---------- RECORDS FOR THIS EXERCISE ----------
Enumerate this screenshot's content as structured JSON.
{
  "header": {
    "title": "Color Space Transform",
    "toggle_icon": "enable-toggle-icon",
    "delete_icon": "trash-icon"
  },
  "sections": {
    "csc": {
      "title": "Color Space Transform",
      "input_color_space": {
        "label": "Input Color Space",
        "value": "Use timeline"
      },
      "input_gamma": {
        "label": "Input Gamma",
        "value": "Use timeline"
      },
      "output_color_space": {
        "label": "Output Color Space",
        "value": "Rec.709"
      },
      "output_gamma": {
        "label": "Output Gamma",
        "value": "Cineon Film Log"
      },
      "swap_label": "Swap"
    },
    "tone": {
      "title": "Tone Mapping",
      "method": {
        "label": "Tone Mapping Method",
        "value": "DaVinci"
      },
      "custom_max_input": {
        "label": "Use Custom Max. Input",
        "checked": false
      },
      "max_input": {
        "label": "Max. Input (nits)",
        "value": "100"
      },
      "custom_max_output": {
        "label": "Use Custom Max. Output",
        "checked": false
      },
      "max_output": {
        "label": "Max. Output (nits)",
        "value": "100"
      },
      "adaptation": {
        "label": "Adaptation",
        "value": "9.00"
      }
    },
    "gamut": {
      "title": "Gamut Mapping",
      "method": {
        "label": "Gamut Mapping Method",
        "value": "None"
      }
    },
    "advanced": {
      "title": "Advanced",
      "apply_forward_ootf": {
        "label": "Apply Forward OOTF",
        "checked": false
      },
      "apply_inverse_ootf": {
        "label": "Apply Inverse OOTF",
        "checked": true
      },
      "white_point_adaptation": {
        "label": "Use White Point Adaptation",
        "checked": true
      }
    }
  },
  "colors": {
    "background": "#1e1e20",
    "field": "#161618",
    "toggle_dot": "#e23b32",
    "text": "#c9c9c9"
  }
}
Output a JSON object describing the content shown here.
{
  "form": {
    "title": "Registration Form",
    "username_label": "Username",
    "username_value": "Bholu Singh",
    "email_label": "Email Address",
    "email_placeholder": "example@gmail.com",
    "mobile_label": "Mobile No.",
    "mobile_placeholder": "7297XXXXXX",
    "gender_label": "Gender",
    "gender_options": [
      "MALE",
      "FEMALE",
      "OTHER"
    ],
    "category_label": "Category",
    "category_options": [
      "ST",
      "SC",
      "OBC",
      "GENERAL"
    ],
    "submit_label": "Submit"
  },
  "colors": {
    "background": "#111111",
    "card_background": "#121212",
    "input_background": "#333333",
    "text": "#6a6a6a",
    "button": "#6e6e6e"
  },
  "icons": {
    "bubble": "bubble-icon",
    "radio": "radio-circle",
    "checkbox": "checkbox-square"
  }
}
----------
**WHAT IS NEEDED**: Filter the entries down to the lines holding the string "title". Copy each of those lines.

**SOLUTION TO THIS TASK**:
    "title": "Color Space Transform",
      "title": "Color Space Transform",
      "title": "Tone Mapping",
      "title": "Gamut Mapping",
      "title": "Advanced",
    "title": "Registration Form",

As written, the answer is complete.